By Michael Fullilove |
For JFK assassination conspiracists, proof that a plot lay behind the murder of president John Kennedy has been the Holy Grail. They have pursued it with a fervor approaching that of the knights of the mythical kingdom of Camelot. They have not faced dragons, but something they think worse: a massive cover-up including multiple government agencies and the vast majority of the mainstream media. They have not aimed to rescue a fair maiden, but rather something more important: a nation that they believe was hijacked by an evil cabal in a coup d'état.
But the search for the Grail has proved frustrating.
Early conspiracy theorists focused on Dealey Plaza, the park in Dallas through which Kennedy's limousine was passing when he was shot. They pointed to multiple witnesses who thought the shots came from the famous "grassy knoll" – a gentle slope to the right of the limousine. Had the shots really come from there, it would mean a conspiracy, since multiple eyewitnesses placed a shooter to Kennedy's rear, in the Texas School Book Depository. Two shooters would mean conspiracy, with people other than Lee Harvey Oswald (or in addition to Oswald) involved.
But in the echo chamber that is Dealey Plaza, far more witnesses heard shots from the direction of the Depository than from the direction of the knoll.

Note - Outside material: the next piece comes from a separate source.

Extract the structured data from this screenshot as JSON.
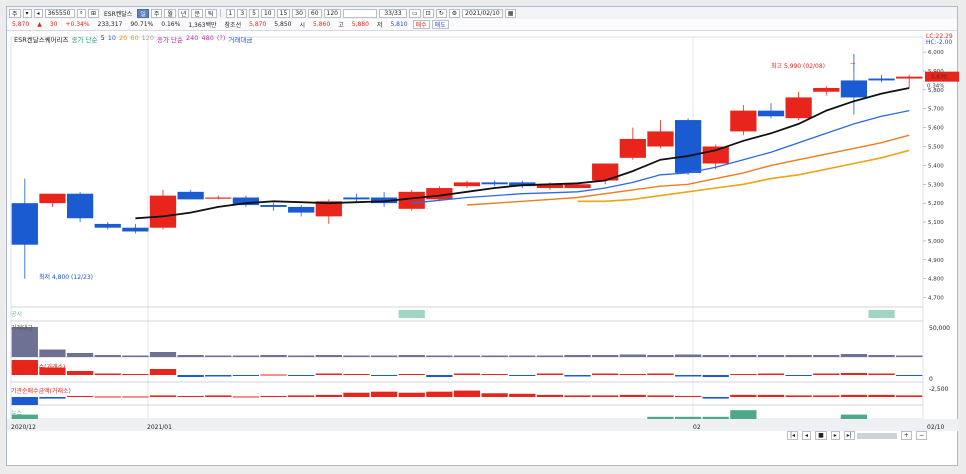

More telling, perhaps, is the fact that only three witnesses heard shots from both directions.
Conspiracists pointed to the fact that Kennedy, when hit in the head by the fatal bullet, lurched back and to the left, propelled, they said, by a shot from a Grassy Knoll. This inference, unfortunately, is based on Hollywood ballistics. Standard forensic sources insist that bullets cannot throw people around bodily, a point proved by the popular TV series "Mythbusters." Further, Kennedy's autopsy photos and x-rays show he was only hit from behind, and not from the front.
Most likely, Kennedy was thrown backward by a neuromuscular spasm, caused by the bullet that literally exploded his head, destroying his brain in a millisecond.
Conspiracists have attacked the famous single bullet theory that holds that Kennedy and Texas governor John Connally, who was riding in front of JFK in the limo, were hit by the same bullet. The bullet would have to zig and zag in midair, they said. But copious photographic evidence shows that Connally was seated to Kennedy's left, lower than the president, and had his torso rotated to the right when he was struck. Every serious attempt to model the bullet trajectory, whether by the House Select Committee, the Itek Corporation (a top photographic analysis firm), Failure Analysis Associates or computer graphics expert Dale Myers has shown that the single bullet trajectory works.
Since the evidence from Dealey Plaza has increasingly frustrated conspiracy theorists, they have moved afield to find evidence of a plot in New Orleans (where Oswald lived in the summer before the assassination), Mexico City (where Oswald tried to get a visa to get into Cuba) and even Miami (a hotbed of anti-Castro activism).
With any historical event of this magnitude, witnesses will come forward with "interesting" stories, and that's certainly true here. Various witnesses have connected Oswald to all kinds of sinister-seeming events and people, including both anti-communists and communists. But these witnesses have lacked credibility, and their various stories point to different and contradictory conspiracy theories.
Thus, some sinister (but very tenuous) "connection" associates Oswald with anti-Castro Cubans, another with the Mafia, still another with the CIA, and a stray one here and there to right-wing Texans or Castro's intelligence service. You can pick your favorite conspiracy theory, based largely on whom you dislike politically. Or worse, just throw all of them into the mix.
It's a free country, and conspiracists have every right to continue their quest. But the sober-minded citizen has every right to conclude that the Grail will never be found. If a conspiracy (or at least, any conspiracy consisting of more people than could fit into an old Volkswagen beetle) killed Kennedy, we very likely would know about it by now. The "smoking gun" document would have been found. A credible witness would have come forward. Real scientists (and not the amateur hobbyists who populate the ranks of conspiracists) would have uncovered evidence tampering or fakery.
Thus, the most plausible conclusion is, as it has been for fifty years, "one guy with a grudge and a gun."
About John McAdams Professor of Political Science at Marquette University
Jefferson Morley Moderator of JFK Facts
Larry Sabato Director of the University of Virginia Center for Politics